Element data from apps and pages:

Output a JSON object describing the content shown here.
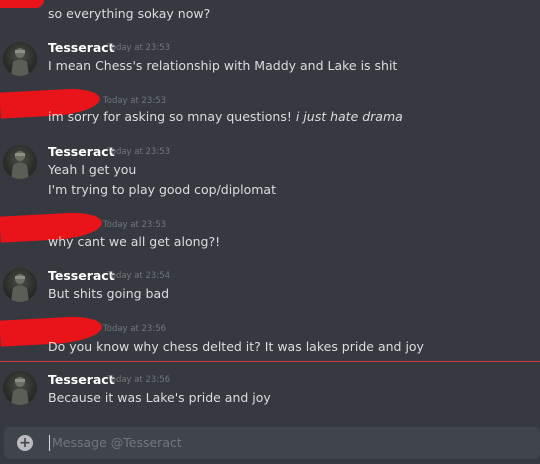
{
  "messages": [
    {
      "kind": "cont",
      "author": "",
      "time": "",
      "lines": [
        "so everything sokay now?"
      ]
    },
    {
      "kind": "tess",
      "author": "Tesseract",
      "time": "Today at 23:53",
      "lines": [
        "I mean Chess's relationship with Maddy and Lake is shit"
      ]
    },
    {
      "kind": "red",
      "author": "",
      "time": "Today at 23:53",
      "line_plain": "im sorry for asking so mnay questions! ",
      "line_italic": "i just hate drama"
    },
    {
      "kind": "tess",
      "author": "Tesseract",
      "time": "Today at 23:53",
      "lines": [
        "Yeah I get you",
        "I'm trying to play good cop/diplomat"
      ]
    },
    {
      "kind": "red",
      "author": "",
      "time": "Today at 23:53",
      "line_plain": "why cant we all get along?!",
      "line_italic": ""
    },
    {
      "kind": "tess",
      "author": "Tesseract",
      "time": "Today at 23:54",
      "lines": [
        "But shits going bad"
      ]
    },
    {
      "kind": "red",
      "author": "",
      "time": "Today at 23:56",
      "line_plain": "Do you know why chess delted it? It was lakes pride and joy",
      "line_italic": ""
    },
    {
      "kind": "tess",
      "author": "Tesseract",
      "time": "Today at 23:56",
      "lines": [
        "Because it was Lake's pride and joy"
      ]
    }
  ],
  "composer": {
    "placeholder": "Message @Tesseract",
    "add_icon": "plus-circle-icon"
  },
  "colors": {
    "background": "#36393f",
    "redaction": "#e8141a",
    "divider": "#d23a3a"
  }
}
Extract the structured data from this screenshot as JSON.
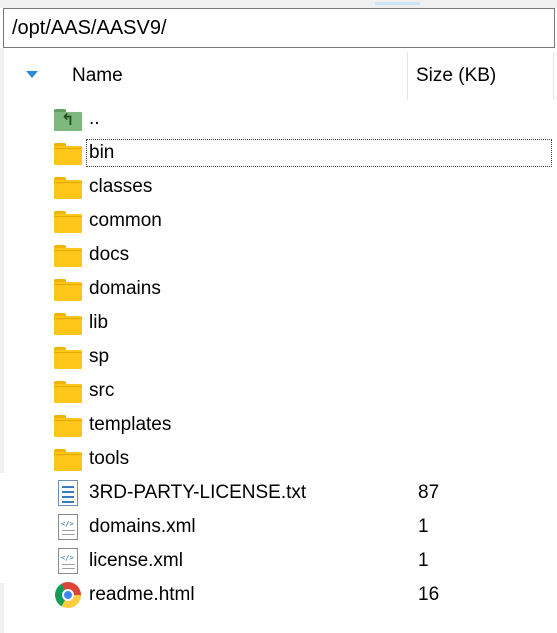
{
  "path": "/opt/AAS/AASV9/",
  "columns": {
    "name": "Name",
    "size": "Size (KB)"
  },
  "rows": [
    {
      "name": "..",
      "size": "",
      "icon": "parent-folder-icon"
    },
    {
      "name": "bin",
      "size": "",
      "icon": "folder-icon"
    },
    {
      "name": "classes",
      "size": "",
      "icon": "folder-icon"
    },
    {
      "name": "common",
      "size": "",
      "icon": "folder-icon"
    },
    {
      "name": "docs",
      "size": "",
      "icon": "folder-icon"
    },
    {
      "name": "domains",
      "size": "",
      "icon": "folder-icon"
    },
    {
      "name": "lib",
      "size": "",
      "icon": "folder-icon"
    },
    {
      "name": "sp",
      "size": "",
      "icon": "folder-icon"
    },
    {
      "name": "src",
      "size": "",
      "icon": "folder-icon"
    },
    {
      "name": "templates",
      "size": "",
      "icon": "folder-icon"
    },
    {
      "name": "tools",
      "size": "",
      "icon": "folder-icon"
    },
    {
      "name": "3RD-PARTY-LICENSE.txt",
      "size": "87",
      "icon": "text-file-icon"
    },
    {
      "name": "domains.xml",
      "size": "1",
      "icon": "xml-file-icon"
    },
    {
      "name": "license.xml",
      "size": "1",
      "icon": "xml-file-icon"
    },
    {
      "name": "readme.html",
      "size": "16",
      "icon": "chrome-html-icon"
    }
  ],
  "colors": {
    "folder": "#ffc61a",
    "sort_arrow": "#2a8ad4"
  }
}
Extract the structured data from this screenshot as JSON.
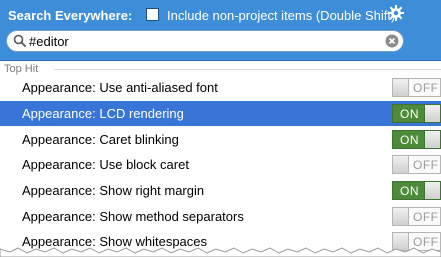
{
  "header": {
    "title": "Search Everywhere:",
    "include_label": "Include non-project items (Double Shift)",
    "include_checked": false,
    "settings_icon": "gear-icon"
  },
  "search": {
    "value": "#editor",
    "search_icon": "search-icon",
    "clear_icon": "clear-icon"
  },
  "results": {
    "group_title": "Top Hit",
    "items": [
      {
        "label": "Appearance: Use anti-aliased font",
        "state": "OFF",
        "selected": false
      },
      {
        "label": "Appearance: LCD rendering",
        "state": "ON",
        "selected": true
      },
      {
        "label": "Appearance: Caret blinking",
        "state": "ON",
        "selected": false
      },
      {
        "label": "Appearance: Use block caret",
        "state": "OFF",
        "selected": false
      },
      {
        "label": "Appearance: Show right margin",
        "state": "ON",
        "selected": false
      },
      {
        "label": "Appearance: Show method separators",
        "state": "OFF",
        "selected": false
      },
      {
        "label": "Appearance: Show whitespaces",
        "state": "OFF",
        "selected": false
      }
    ]
  },
  "colors": {
    "header_bg": "#3d8dd9",
    "selection_bg": "#3875d7",
    "toggle_on": "#4d8a3a"
  }
}
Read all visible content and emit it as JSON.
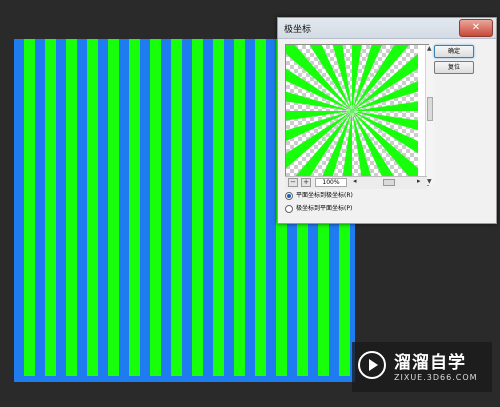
{
  "dialog": {
    "title": "极坐标",
    "close_glyph": "✕",
    "ok_label": "确定",
    "reset_label": "复位",
    "zoom_value": "100%",
    "zoom_minus": "−",
    "zoom_plus": "+",
    "options": [
      {
        "label": "平面坐标到极坐标(R)",
        "checked": true
      },
      {
        "label": "极坐标到平面坐标(P)",
        "checked": false
      }
    ]
  },
  "canvas": {
    "pattern": "vertical stripes",
    "colors": {
      "blue": "#1f7cf0",
      "green": "#17ff0a"
    }
  },
  "preview": {
    "pattern": "radial sunburst",
    "colors": {
      "green": "#17ff0a",
      "transparent_checker": "#cccccc"
    }
  },
  "watermark": {
    "title": "溜溜自学",
    "url": "ZIXUE.3D66.COM"
  }
}
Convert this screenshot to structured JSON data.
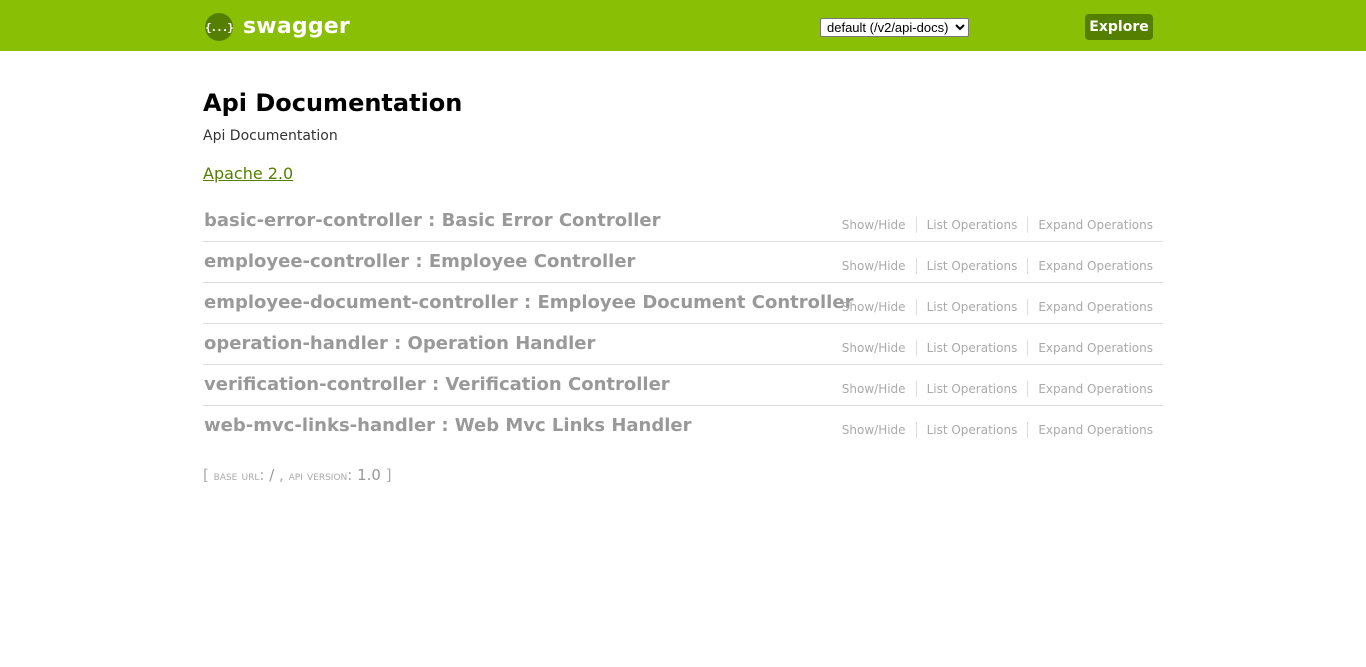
{
  "header": {
    "logo_icon": "{...}",
    "logo_icon_name": "swagger-braces-icon",
    "logo_text": "swagger",
    "api_selector_value": "default (/v2/api-docs)",
    "explore_label": "Explore",
    "colors": {
      "header_bg": "#89bf04",
      "accent_dark": "#547f00"
    }
  },
  "info": {
    "title": "Api Documentation",
    "description": "Api Documentation",
    "license_label": "Apache 2.0"
  },
  "resources": [
    {
      "title": "basic-error-controller : Basic Error Controller",
      "ops": [
        "Show/Hide",
        "List Operations",
        "Expand Operations"
      ]
    },
    {
      "title": "employee-controller : Employee Controller",
      "ops": [
        "Show/Hide",
        "List Operations",
        "Expand Operations"
      ]
    },
    {
      "title": "employee-document-controller : Employee Document Controller",
      "ops": [
        "Show/Hide",
        "List Operations",
        "Expand Operations"
      ]
    },
    {
      "title": "operation-handler : Operation Handler",
      "ops": [
        "Show/Hide",
        "List Operations",
        "Expand Operations"
      ]
    },
    {
      "title": "verification-controller : Verification Controller",
      "ops": [
        "Show/Hide",
        "List Operations",
        "Expand Operations"
      ]
    },
    {
      "title": "web-mvc-links-handler : Web Mvc Links Handler",
      "ops": [
        "Show/Hide",
        "List Operations",
        "Expand Operations"
      ]
    }
  ],
  "footer": {
    "open_bracket": "[",
    "base_url_label": "base url",
    "base_url_value": "/",
    "separator": ",",
    "api_version_label": "api version",
    "api_version_value": "1.0",
    "close_bracket": "]"
  }
}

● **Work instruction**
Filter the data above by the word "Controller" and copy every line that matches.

● **Completed task**
      "title": "basic-error-controller : Basic Error Controller",
      "title": "employee-controller : Employee Controller",
      "title": "employee-document-controller : Employee Document Controller",
      "title": "verification-controller : Verification Controller",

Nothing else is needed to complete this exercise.